Pain is not counted among the Aristotle’s senses (sight, hearing, smell, taste and touch). It was thought that the pain is an emotion, a feeling, something unpleasant. Recently this concept was abandoned and the pain is discussed from a physiological point of view. The International Association for the Study of Pain defines pain as “unpleasant sensation or emotion which is associated with actual or potential tissue damage”. Today pain is referred to as the experience that not only includes harmful stimuli but also the perception of psychological and physiological responses and their consequences.
Everyone experienced stomach pain at one time or another. Stomach or acute abdomen pain can be a symptom of various problems some of which are common, but some of which can be quite serious. Let us first define the area where abdomen pains can occur. Abdomen is part of the human body between the pelvis and the thorax. The location of abdominal pain varies, and can depend on the location of the inflamed organ or it can be present in the whole are of the abdomen usually indicating diffuse peritonitis (inflammation of the peritoneum, a thin membrane that covers the organs in the abdomen).
Acute abdomen pain can be caused by many different causes, where the most common ones are: indigestion, constipation, stomach flu, menstrual cramps, food poisoning, food allergies, gas, lactose intolerance, ulcers, pelvic inflammatory disease, hernia, gallstones, kidney stones, urinary tract infection, appendix pains, etc. All these can produce various types of pain, from mild stomach ache and stomach cramps to sharp and stabbing abdomen pain. From the pathophysiological point of view there are two types of pain, acute and chronic. Acute pain is often instant, with a short duration and requires surgical or immediate medical treatment. Chronic pain usually persists over 3 months.
Most of the time when people experience stomach pain, it is related to more common causes and they usually know the pain will pass, weather it was something related to indigestion, menstrual cramps or gas.
Cases when you need to pay extra concern are when acute abdomen pains are accompanied by other symptoms like a fever, inability to keep food down, inability to pass stool, vomiting blood, difficulty breathing, bloody stools, the pain lasts for several days, the pain occurs during pregnancy and similar.
Some of the causes for stabbing pain in the stomach can be heartburn (med. Gastro-esophageal Reflux Disease (GERD)) or ulcers. Peptic ulcer represents painful scores in the wall of the stomach or the small intestine. There is no single cause for the ulcers; however they are the end result of an imbalance between the digestive fluids in the stomach and the small intestine. They can also be caused by a bacterial infection, use of painkillers or by the production of excess acid in the stomach. Ulcers commonly heal on their own but there are also symptoms for which you should see a doctor. Those include dark stool, vomiting blood as well as severe pain in the upper abdomen. If not properly treated ulcers can cause bleeding, perforation (of the stomach wall or the wall of the small intestine) or gastric obstruction. Ulcers are usually treated by medication but represent more chronic and lasting problems.

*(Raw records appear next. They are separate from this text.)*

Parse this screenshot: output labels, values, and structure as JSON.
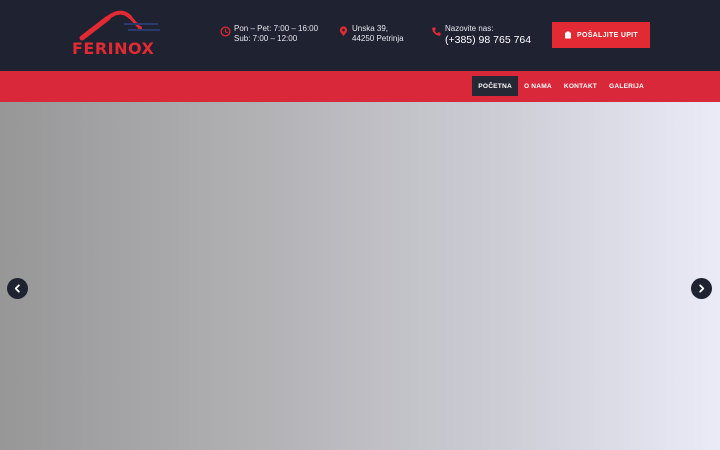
{
  "brand": {
    "name": "FERINOX",
    "color": "#e12a33"
  },
  "header": {
    "hours": {
      "icon": "clock-icon",
      "line1": "Pon – Pet: 7:00 – 16:00",
      "line2": "Sub: 7:00 – 12:00"
    },
    "address": {
      "icon": "map-pin-icon",
      "line1": "Unska 39,",
      "line2": "44250 Petrinja"
    },
    "phone": {
      "icon": "phone-icon",
      "label": "Nazovite nas:",
      "number": "(+385) 98 765 764"
    },
    "cta": {
      "icon": "inquiry-icon",
      "label": "POŠALJITE UPIT"
    }
  },
  "nav": {
    "items": [
      {
        "label": "POČETNA",
        "active": true
      },
      {
        "label": "O NAMA"
      },
      {
        "label": "KONTAKT"
      },
      {
        "label": "GALERIJA"
      }
    ]
  },
  "slider": {
    "prev_icon": "chevron-left-icon",
    "next_icon": "chevron-right-icon"
  },
  "colors": {
    "header_bg": "#1f2230",
    "accent": "#e12a33",
    "nav_bg": "#d8283a"
  }
}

Another cause of sharp or stabbing pain in the stomach is appendicitis. Appendicitis is the inflammation of the appendix, which is a small part of the colon. Symptoms of appendix pain are abdominal pain which is at first diffuse and poorly localized, as well as loss of appetite. As the inflammation process increases it extends through the appendix to the peritoneum. When that happens the pain changes and becomes localized to a small area. Usually that area is localized between the top of the hip bone and the belly button. Appendix pains are commonly followed by a temperature, and a very tender abdomen. When diagnosed on time, appendicitis is treated by surgically removing the appendix, which nowadays is done by laparoscopy being one of the most common and low-risk procedures. Complications can occur if the appendicitis is not treated in time and it ruptures, spreading the inflammation to other organs.